┏━━
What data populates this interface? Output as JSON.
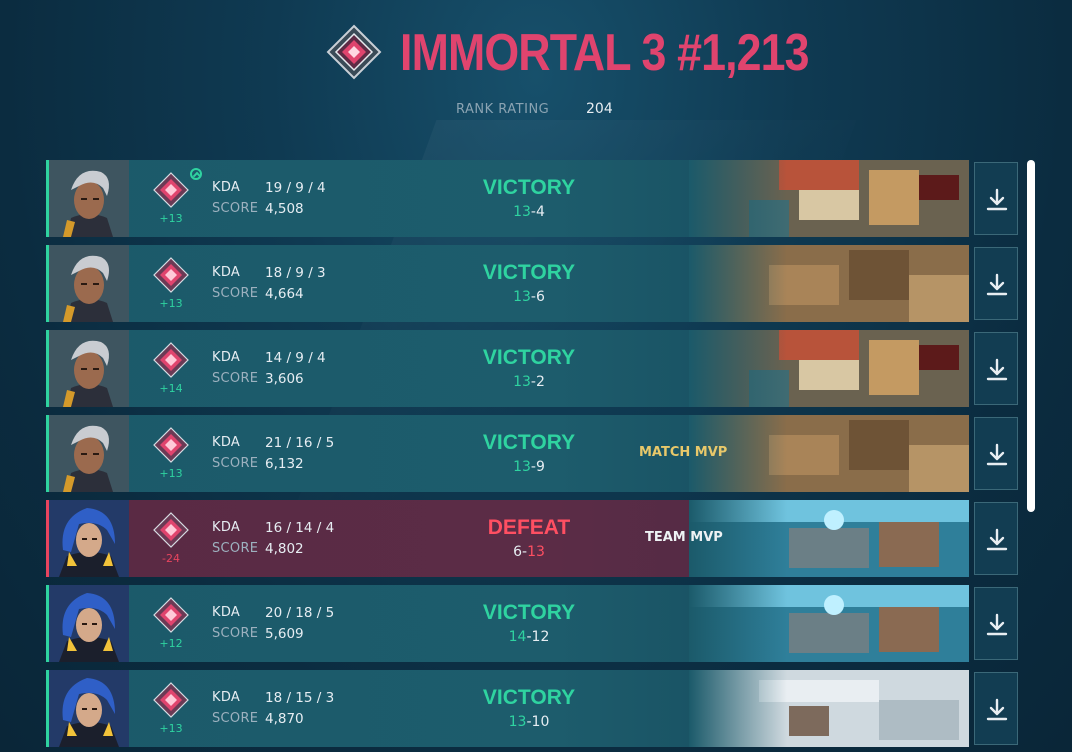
{
  "header": {
    "rank_title": "IMMORTAL 3 #1,213",
    "rank_rating_label": "RANK RATING",
    "rank_rating_value": "204"
  },
  "colors": {
    "win_accent": "#2fd3a0",
    "loss_accent": "#e8445e",
    "rank_title": "#e0446e",
    "match_mvp": "#e8c86a"
  },
  "labels": {
    "kda": "KDA",
    "score": "SCORE"
  },
  "matches": [
    {
      "agent": "gray-haired-agent",
      "rr_delta": "+13",
      "rank_up_icon": true,
      "kda": "19 / 9 / 4",
      "score": "4,508",
      "result": "VICTORY",
      "outcome": "win",
      "score_ours": "13",
      "score_dash": "-",
      "score_theirs": "4",
      "mvp": "",
      "map": "orange-roof-map",
      "download_icon": "download-icon"
    },
    {
      "agent": "gray-haired-agent",
      "rr_delta": "+13",
      "rank_up_icon": false,
      "kda": "18 / 9 / 3",
      "score": "4,664",
      "result": "VICTORY",
      "outcome": "win",
      "score_ours": "13",
      "score_dash": "-",
      "score_theirs": "6",
      "mvp": "",
      "map": "desert-map",
      "download_icon": "download-icon"
    },
    {
      "agent": "gray-haired-agent",
      "rr_delta": "+14",
      "rank_up_icon": false,
      "kda": "14 / 9 / 4",
      "score": "3,606",
      "result": "VICTORY",
      "outcome": "win",
      "score_ours": "13",
      "score_dash": "-",
      "score_theirs": "2",
      "mvp": "",
      "map": "orange-roof-map",
      "download_icon": "download-icon"
    },
    {
      "agent": "gray-haired-agent",
      "rr_delta": "+13",
      "rank_up_icon": false,
      "kda": "21 / 16 / 5",
      "score": "6,132",
      "result": "VICTORY",
      "outcome": "win",
      "score_ours": "13",
      "score_dash": "-",
      "score_theirs": "9",
      "mvp": "MATCH MVP",
      "map": "desert-map",
      "download_icon": "download-icon"
    },
    {
      "agent": "blue-haired-agent",
      "rr_delta": "-24",
      "rank_up_icon": false,
      "kda": "16 / 14 / 4",
      "score": "4,802",
      "result": "DEFEAT",
      "outcome": "loss",
      "score_ours": "6",
      "score_dash": "-",
      "score_theirs": "13",
      "mvp": "TEAM MVP",
      "map": "coastal-map",
      "download_icon": "download-icon"
    },
    {
      "agent": "blue-haired-agent",
      "rr_delta": "+12",
      "rank_up_icon": false,
      "kda": "20 / 18 / 5",
      "score": "5,609",
      "result": "VICTORY",
      "outcome": "win",
      "score_ours": "14",
      "score_dash": "-",
      "score_theirs": "12",
      "mvp": "",
      "map": "coastal-map",
      "download_icon": "download-icon"
    },
    {
      "agent": "blue-haired-agent",
      "rr_delta": "+13",
      "rank_up_icon": false,
      "kda": "18 / 15 / 3",
      "score": "4,870",
      "result": "VICTORY",
      "outcome": "win",
      "score_ours": "13",
      "score_dash": "-",
      "score_theirs": "10",
      "mvp": "",
      "map": "snowy-map",
      "download_icon": "download-icon"
    }
  ]
}
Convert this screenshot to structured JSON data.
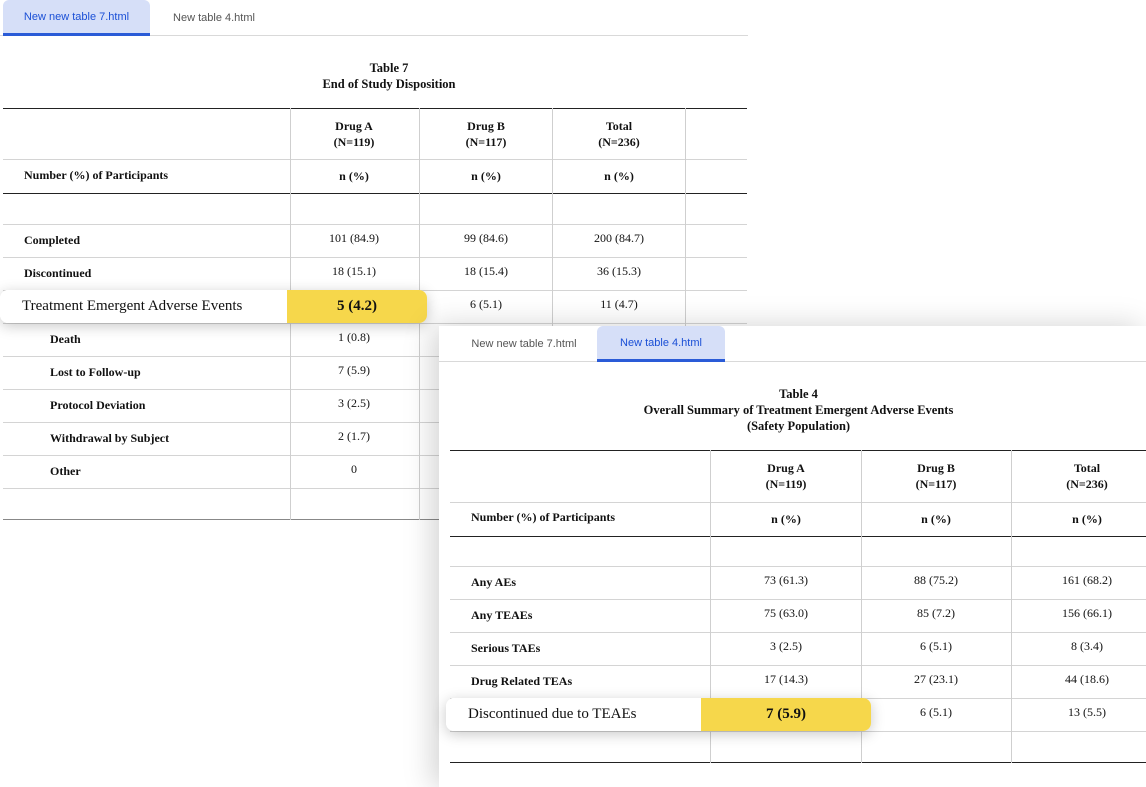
{
  "window1": {
    "tabs": [
      {
        "label": "New new table 7.html",
        "active": true
      },
      {
        "label": "New table 4.html",
        "active": false
      }
    ],
    "table_title": "Table 7",
    "table_subtitle": "End of Study Disposition",
    "columns": [
      {
        "name": "Drug A",
        "n": "(N=119)"
      },
      {
        "name": "Drug B",
        "n": "(N=117)"
      },
      {
        "name": "Total",
        "n": "(N=236)"
      }
    ],
    "row_header_label": "Number (%) of Participants",
    "stat_label": "n (%)",
    "rows": [
      {
        "label": "Completed",
        "values": [
          "101 (84.9)",
          "99 (84.6)",
          "200 (84.7)"
        ]
      },
      {
        "label": "Discontinued",
        "values": [
          "18 (15.1)",
          "18 (15.4)",
          "36 (15.3)"
        ]
      },
      {
        "label": "Treatment Emergent Adverse Events",
        "values": [
          "5 (4.2)",
          "6 (5.1)",
          "11 (4.7)"
        ]
      },
      {
        "label": "Death",
        "values": [
          "1 (0.8)",
          "",
          ""
        ]
      },
      {
        "label": "Lost to Follow-up",
        "values": [
          "7 (5.9)",
          "",
          ""
        ]
      },
      {
        "label": "Protocol Deviation",
        "values": [
          "3 (2.5)",
          "",
          ""
        ]
      },
      {
        "label": "Withdrawal by Subject",
        "values": [
          "2 (1.7)",
          "",
          ""
        ]
      },
      {
        "label": "Other",
        "values": [
          "0",
          "",
          ""
        ]
      }
    ],
    "highlight": {
      "label": "Treatment Emergent Adverse Events",
      "value": "5 (4.2)",
      "color": "#f6d74b"
    }
  },
  "window2": {
    "tabs": [
      {
        "label": "New new table 7.html",
        "active": false
      },
      {
        "label": "New table 4.html",
        "active": true
      }
    ],
    "table_title": "Table 4",
    "table_subtitle": "Overall Summary of Treatment Emergent Adverse Events",
    "table_population": "(Safety Population)",
    "columns": [
      {
        "name": "Drug A",
        "n": "(N=119)"
      },
      {
        "name": "Drug B",
        "n": "(N=117)"
      },
      {
        "name": "Total",
        "n": "(N=236)"
      }
    ],
    "row_header_label": "Number (%) of Participants",
    "stat_label": "n (%)",
    "rows": [
      {
        "label": "Any AEs",
        "values": [
          "73 (61.3)",
          "88 (75.2)",
          "161 (68.2)"
        ]
      },
      {
        "label": "Any TEAEs",
        "values": [
          "75 (63.0)",
          "85 (7.2)",
          "156 (66.1)"
        ]
      },
      {
        "label": "Serious TAEs",
        "values": [
          "3 (2.5)",
          "6 (5.1)",
          "8 (3.4)"
        ]
      },
      {
        "label": "Drug Related TEAs",
        "values": [
          "17 (14.3)",
          "27 (23.1)",
          "44 (18.6)"
        ]
      },
      {
        "label": "Discontinued due to TEAEs",
        "values": [
          "7 (5.9)",
          "6 (5.1)",
          "13 (5.5)"
        ]
      }
    ],
    "highlight": {
      "label": "Discontinued due to TEAEs",
      "value": "7 (5.9)",
      "color": "#f6d74b"
    }
  }
}
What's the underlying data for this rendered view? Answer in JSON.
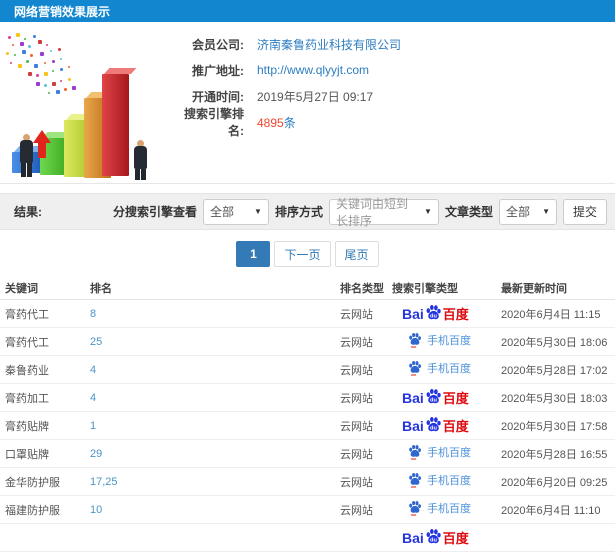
{
  "header": {
    "title": "网络营销效果展示"
  },
  "info": {
    "fields": [
      {
        "label": "会员公司:",
        "value": "济南秦鲁药业科技有限公司"
      },
      {
        "label": "推广地址:",
        "value": "http://www.qlyyjt.com"
      },
      {
        "label": "开通时间:",
        "value": "2019年5月27日 09:17"
      },
      {
        "label": "搜索引擎排名:",
        "value": "4895",
        "suffix": "条"
      }
    ]
  },
  "filters": {
    "result_label": "结果:",
    "engine_label": "分搜索引擎查看",
    "engine_value": "全部",
    "sort_label": "排序方式",
    "sort_value": "关键词由短到长排序",
    "article_label": "文章类型",
    "article_value": "全部",
    "submit_label": "提交"
  },
  "pagination": {
    "current": "1",
    "next": "下一页",
    "last": "尾页"
  },
  "table": {
    "headers": [
      "关键词",
      "排名",
      "排名类型",
      "搜索引擎类型",
      "最新更新时间"
    ],
    "engine_labels": {
      "baidu_pc_bai": "Bai",
      "baidu_pc_du": "du",
      "baidu_pc_name": "百度",
      "baidu_mobile_name": "手机百度"
    },
    "rows": [
      {
        "keyword": "膏药代工",
        "rank": "8",
        "rank_type": "云网站",
        "engine": "baidu-pc",
        "updated": "2020年6月4日 11:15"
      },
      {
        "keyword": "膏药代工",
        "rank": "25",
        "rank_type": "云网站",
        "engine": "baidu-mobile",
        "updated": "2020年5月30日 18:06"
      },
      {
        "keyword": "秦鲁药业",
        "rank": "4",
        "rank_type": "云网站",
        "engine": "baidu-mobile",
        "updated": "2020年5月28日 17:02"
      },
      {
        "keyword": "膏药加工",
        "rank": "4",
        "rank_type": "云网站",
        "engine": "baidu-pc",
        "updated": "2020年5月30日 18:03"
      },
      {
        "keyword": "膏药贴牌",
        "rank": "1",
        "rank_type": "云网站",
        "engine": "baidu-pc",
        "updated": "2020年5月30日 17:58"
      },
      {
        "keyword": "口罩贴牌",
        "rank": "29",
        "rank_type": "云网站",
        "engine": "baidu-mobile",
        "updated": "2020年5月28日 16:55"
      },
      {
        "keyword": "金华防护服",
        "rank": "17,25",
        "rank_type": "云网站",
        "engine": "baidu-mobile",
        "updated": "2020年6月20日 09:25"
      },
      {
        "keyword": "福建防护服",
        "rank": "10",
        "rank_type": "云网站",
        "engine": "baidu-mobile",
        "updated": "2020年6月4日 11:10"
      },
      {
        "keyword": "",
        "rank": "",
        "rank_type": "",
        "engine": "baidu-pc",
        "updated": ""
      }
    ]
  },
  "colors": {
    "titlebar_bg": "#1287d0",
    "link_blue": "#2d7dc1",
    "rank_count_red": "#f0442c",
    "rank_link_blue": "#4b95c6",
    "pagination_active": "#337ab7",
    "baidu_blue": "#2534de",
    "baidu_red": "#dd0b10",
    "baidu_mobile_blue": "#4a90d9",
    "filterbar_bg": "#efefef"
  }
}
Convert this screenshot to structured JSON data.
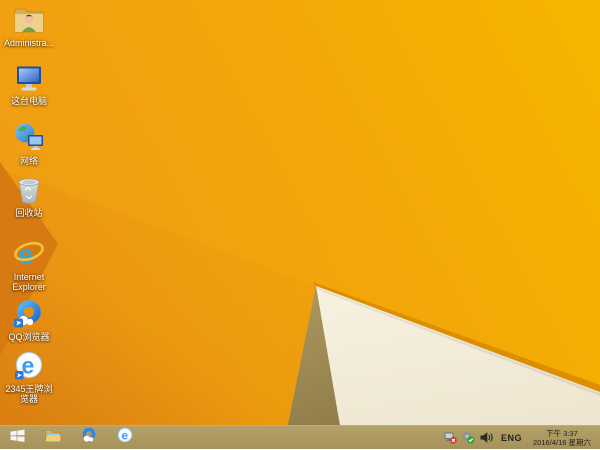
{
  "wallpaper": {
    "base_left": "#EF9B16",
    "base_mid": "#F2A708",
    "base_right": "#F5B400",
    "shade_dark": "#C3610A",
    "dark_wedge": "#D87A12",
    "khaki_top": "#AD9960",
    "khaki_bottom": "#8F7C49",
    "cream_top": "#F7F1E0",
    "cream_bottom": "#EEE6D0",
    "ridge": "#DC8E00"
  },
  "desktop": {
    "icons": [
      {
        "label": "Administra..."
      },
      {
        "label": "这台电脑"
      },
      {
        "label": "网络"
      },
      {
        "label": "回收站"
      },
      {
        "label_line1": "Internet",
        "label_line2": "Explorer"
      },
      {
        "label": "QQ浏览器"
      },
      {
        "label_line1": "2345王牌浏",
        "label_line2": "览器"
      }
    ]
  },
  "taskbar": {
    "background": "#AB9960",
    "buttons": [
      "start",
      "file-explorer",
      "qq-browser",
      "2345-browser"
    ]
  },
  "tray": {
    "icons": [
      "network-disconnected",
      "security-ok",
      "volume"
    ],
    "language": "ENG",
    "time": "下午 3:37",
    "date": "2016/4/16 星期六"
  }
}
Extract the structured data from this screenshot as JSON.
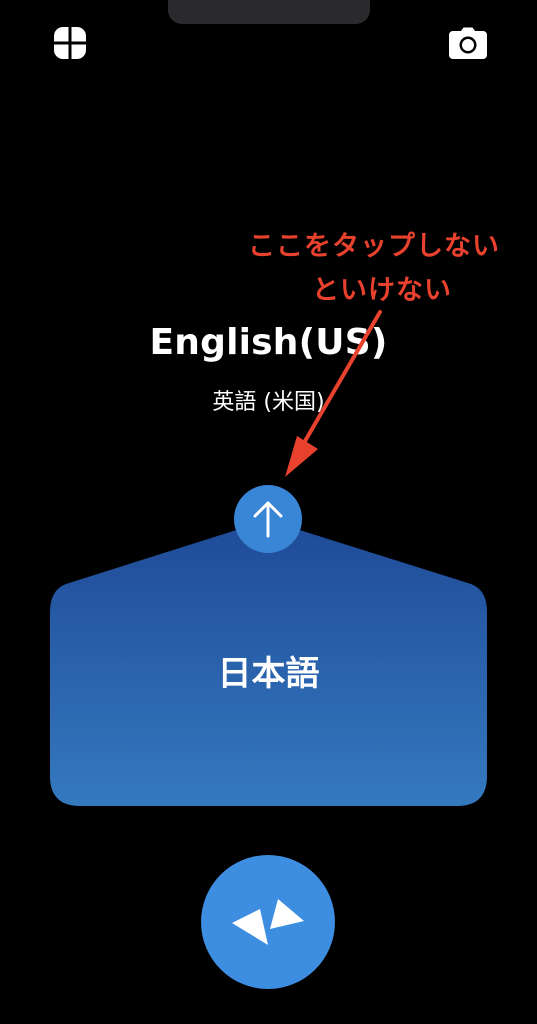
{
  "header": {
    "left_icon": "grid-icon",
    "right_icon": "camera-icon"
  },
  "target_language": {
    "name": "English(US)",
    "native_name": "英語 (米国)"
  },
  "annotation": {
    "line1": "ここをタップしない",
    "line2": "といけない",
    "color": "#e8412e"
  },
  "swap_button": {
    "icon": "arrow-up-icon"
  },
  "source_panel": {
    "label": "日本語",
    "gradient_top": "#1f4a97",
    "gradient_bottom": "#3479bf"
  },
  "mic_button": {
    "icon": "conversation-icon",
    "color": "#3d8ee0"
  }
}
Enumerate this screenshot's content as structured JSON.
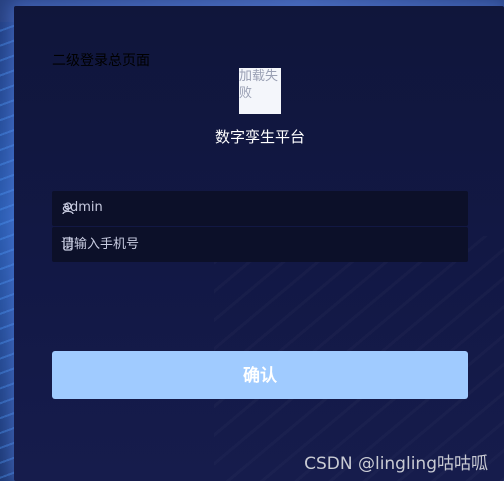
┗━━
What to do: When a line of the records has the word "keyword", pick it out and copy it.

Response to this task:
        "keyword": "膏药代工",
        "keyword": "膏药代工",
        "keyword": "秦鲁药业",
        "keyword": "膏药加工",
        "keyword": "膏药贴牌",
        "keyword": "口罩贴牌",
        "keyword": "金华防护服",
        "keyword": "福建防护服",
        "keyword": "",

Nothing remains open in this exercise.